The authors concluded that patients in DCCT/EDIC that have a CAC score >100 Agatston units were at an elevated risk of having a CVD event or MACE.  The information that was given in this trial was reliable, but having a controlled study would help us determine if the CAC score is a reliable tool, and if it can be used as a measuring tool for the initiation of statin therapy.

Practice Pearls:
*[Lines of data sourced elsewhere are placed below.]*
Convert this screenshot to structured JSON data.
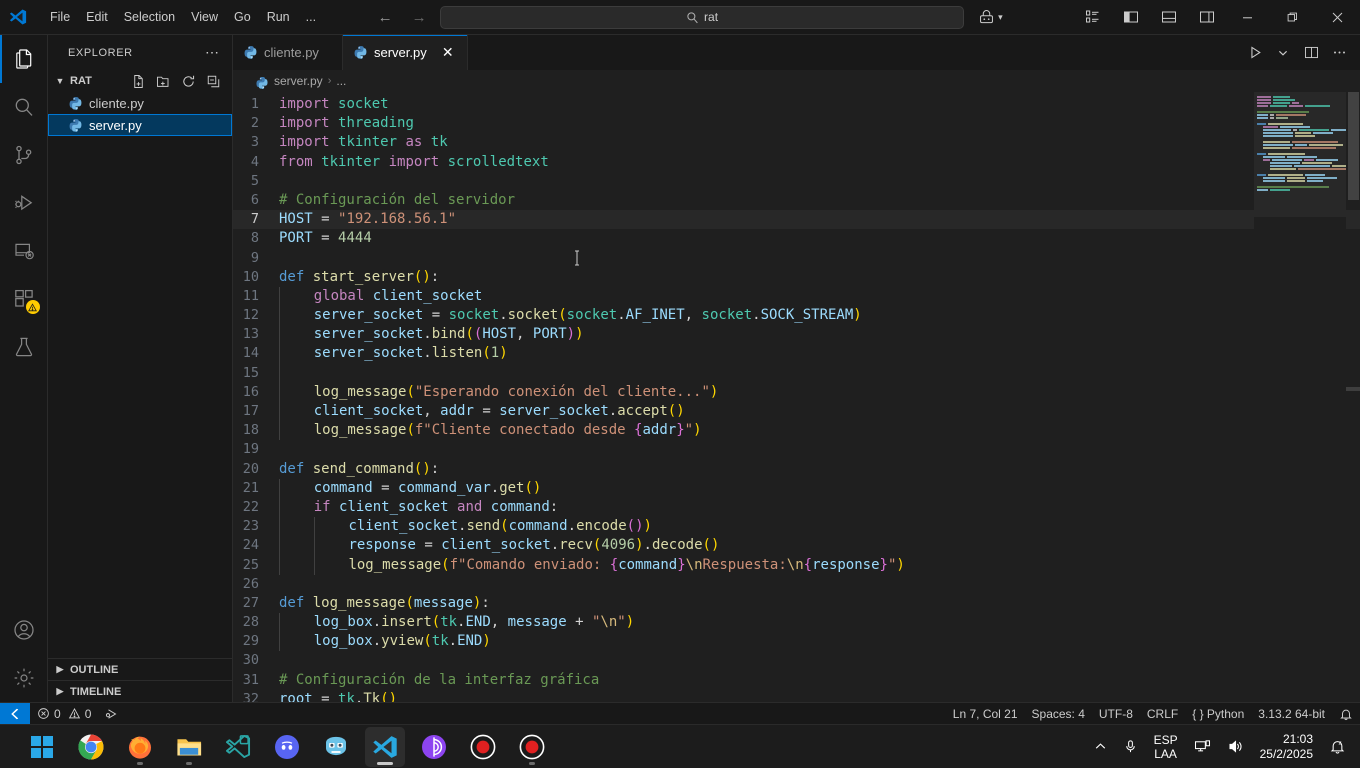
{
  "titlebar": {
    "logo": "vscode-logo",
    "menus": [
      "File",
      "Edit",
      "Selection",
      "View",
      "Go",
      "Run",
      "..."
    ],
    "back_arrow": "←",
    "forward_arrow": "→",
    "command_center": {
      "value": "rat",
      "icon": "search-icon"
    },
    "accounts_icon": "remote-accounts-icon",
    "layout_icons": [
      "customize-layout-icon",
      "toggle-primary-sidebar-icon",
      "toggle-panel-icon",
      "toggle-secondary-sidebar-icon"
    ],
    "window_controls": {
      "minimize": "—",
      "maximize": "❐",
      "close": "✕"
    }
  },
  "activitybar": {
    "items": [
      {
        "name": "explorer",
        "icon": "files-icon",
        "active": true
      },
      {
        "name": "search",
        "icon": "search-icon",
        "active": false
      },
      {
        "name": "source-control",
        "icon": "source-control-icon",
        "active": false
      },
      {
        "name": "run-and-debug",
        "icon": "debug-icon",
        "active": false
      },
      {
        "name": "remote-explorer",
        "icon": "remote-explorer-icon",
        "active": false
      },
      {
        "name": "extensions",
        "icon": "extensions-icon",
        "active": false,
        "badge": "!"
      },
      {
        "name": "testing",
        "icon": "beaker-icon",
        "active": false
      }
    ],
    "bottom": [
      {
        "name": "accounts",
        "icon": "account-icon"
      },
      {
        "name": "settings",
        "icon": "gear-icon"
      }
    ]
  },
  "sidebar": {
    "title": "EXPLORER",
    "more_actions": "⋯",
    "folder": {
      "name": "RAT",
      "expanded": true,
      "actions": [
        "new-file-icon",
        "new-folder-icon",
        "refresh-icon",
        "collapse-all-icon"
      ]
    },
    "files": [
      {
        "label": "cliente.py",
        "icon": "python-file-icon",
        "selected": false
      },
      {
        "label": "server.py",
        "icon": "python-file-icon",
        "selected": true
      }
    ],
    "panels": [
      {
        "label": "OUTLINE",
        "expanded": false
      },
      {
        "label": "TIMELINE",
        "expanded": false
      }
    ]
  },
  "editor": {
    "tabs": [
      {
        "label": "cliente.py",
        "icon": "python-file-icon",
        "active": false,
        "closable": false
      },
      {
        "label": "server.py",
        "icon": "python-file-icon",
        "active": true,
        "closable": true,
        "close_glyph": "✕"
      }
    ],
    "tabbar_actions": [
      "run-python-file-icon",
      "chevron-down-icon",
      "split-editor-icon",
      "more-actions-icon"
    ],
    "breadcrumb": {
      "file": "server.py",
      "separator": "›",
      "trail": "..."
    },
    "current_line": 7,
    "total_visible_lines": 32,
    "lines": [
      {
        "n": 1,
        "text": "import socket"
      },
      {
        "n": 2,
        "text": "import threading"
      },
      {
        "n": 3,
        "text": "import tkinter as tk"
      },
      {
        "n": 4,
        "text": "from tkinter import scrolledtext"
      },
      {
        "n": 5,
        "text": ""
      },
      {
        "n": 6,
        "text": "# Configuración del servidor"
      },
      {
        "n": 7,
        "text": "HOST = \"192.168.56.1\""
      },
      {
        "n": 8,
        "text": "PORT = 4444"
      },
      {
        "n": 9,
        "text": ""
      },
      {
        "n": 10,
        "text": "def start_server():"
      },
      {
        "n": 11,
        "text": "    global client_socket"
      },
      {
        "n": 12,
        "text": "    server_socket = socket.socket(socket.AF_INET, socket.SOCK_STREAM)"
      },
      {
        "n": 13,
        "text": "    server_socket.bind((HOST, PORT))"
      },
      {
        "n": 14,
        "text": "    server_socket.listen(1)"
      },
      {
        "n": 15,
        "text": ""
      },
      {
        "n": 16,
        "text": "    log_message(\"Esperando conexión del cliente...\")"
      },
      {
        "n": 17,
        "text": "    client_socket, addr = server_socket.accept()"
      },
      {
        "n": 18,
        "text": "    log_message(f\"Cliente conectado desde {addr}\")"
      },
      {
        "n": 19,
        "text": ""
      },
      {
        "n": 20,
        "text": "def send_command():"
      },
      {
        "n": 21,
        "text": "    command = command_var.get()"
      },
      {
        "n": 22,
        "text": "    if client_socket and command:"
      },
      {
        "n": 23,
        "text": "        client_socket.send(command.encode())"
      },
      {
        "n": 24,
        "text": "        response = client_socket.recv(4096).decode()"
      },
      {
        "n": 25,
        "text": "        log_message(f\"Comando enviado: {command}\\nRespuesta:\\n{response}\")"
      },
      {
        "n": 26,
        "text": ""
      },
      {
        "n": 27,
        "text": "def log_message(message):"
      },
      {
        "n": 28,
        "text": "    log_box.insert(tk.END, message + \"\\n\")"
      },
      {
        "n": 29,
        "text": "    log_box.yview(tk.END)"
      },
      {
        "n": 30,
        "text": ""
      },
      {
        "n": 31,
        "text": "# Configuración de la interfaz gráfica"
      },
      {
        "n": 32,
        "text": "root = tk.Tk()"
      }
    ]
  },
  "statusbar": {
    "remote_icon": "remote-window-icon",
    "problems": {
      "errors_icon": "error-icon",
      "errors": "0",
      "warnings_icon": "warning-icon",
      "warnings": "0"
    },
    "ports_icon": "ports-forwarded-icon",
    "right": [
      {
        "name": "cursor-position",
        "label": "Ln 7, Col 21"
      },
      {
        "name": "indentation",
        "label": "Spaces: 4"
      },
      {
        "name": "encoding",
        "label": "UTF-8"
      },
      {
        "name": "line-endings",
        "label": "CRLF"
      },
      {
        "name": "language-mode",
        "label": "{ } Python"
      },
      {
        "name": "python-interpreter",
        "label": "3.13.2 64-bit"
      },
      {
        "name": "notifications",
        "label": "🔔"
      }
    ]
  },
  "taskbar": {
    "apps": [
      {
        "name": "start-button",
        "icon": "windows-start-icon",
        "active": false,
        "running": false
      },
      {
        "name": "google-chrome",
        "icon": "chrome-icon",
        "active": false,
        "running": false
      },
      {
        "name": "firefox",
        "icon": "firefox-icon",
        "active": false,
        "running": true
      },
      {
        "name": "file-explorer",
        "icon": "folder-icon",
        "active": false,
        "running": true
      },
      {
        "name": "vscode-insiders",
        "icon": "vscode-alt-icon",
        "active": false,
        "running": false
      },
      {
        "name": "discord",
        "icon": "discord-icon",
        "active": false,
        "running": false
      },
      {
        "name": "godot-engine",
        "icon": "godot-icon",
        "active": false,
        "running": false
      },
      {
        "name": "visual-studio-code",
        "icon": "vscode-icon",
        "active": true,
        "running": true
      },
      {
        "name": "tor-browser",
        "icon": "tor-icon",
        "active": false,
        "running": false
      },
      {
        "name": "screen-recorder",
        "icon": "record-icon",
        "active": false,
        "running": false
      },
      {
        "name": "obs-recorder",
        "icon": "record-icon",
        "active": false,
        "running": true
      }
    ],
    "tray": {
      "show_hidden_icons": "chevron-up-icon",
      "microphone_icon": "microphone-icon",
      "keyboard_layout_line1": "ESP",
      "keyboard_layout_line2": "LAA",
      "network_icon": "network-icon",
      "volume_icon": "volume-icon",
      "time": "21:03",
      "date": "25/2/2025",
      "notifications_icon": "notifications-bell-icon"
    }
  },
  "colors": {
    "accent": "#0078d4",
    "editor_bg": "#1f1f1f",
    "chrome_bg": "#181818",
    "selection": "#04395e",
    "badge_warning": "#ffcc00"
  }
}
  • Patients with a CAC (coronary artery calcification) score >100 and who have type 1 diabetes were at greater risk of experiencing CVD events or MACE.
  • Patients that have a CAC score lower than zero had lower chance of having a CVD event.
  • Patients that had a CAC score of >0 to 100 were at a normal risk of CVD event but not with MACE.

“The Association of Coronary Artery Calcification With Subsequent Incidence of Cardiovascular Disease in Type 1 Diabetes.” PracticeUpdate, https://www.practiceupdate.com/c/86347/1/8/?elsca1=emc_enews_expert-insight&elsca2=email&elsca3=practiceupdate_diab&elsca4=diabetes&elsca5=newsletter&rid=OTE0MTIxOTE4NTkS1&lid=10332481.

Matthew Budoff, Jye-Yu C. Backlund, et al. “The Association of Coronary Artery Calcification With Subsequent Incidence of Cardiovascular Disease in Type 1 Diabetes.” JACC, JACC: Cardiovascular Imaging, 1 July 2019, http://imaging.onlinejacc.org/content/12/7_Part_2/1341.

Keri Hames, PharmD Candidate, Florida A&M University, College of Pharmacy & Pharmaceutical Sciences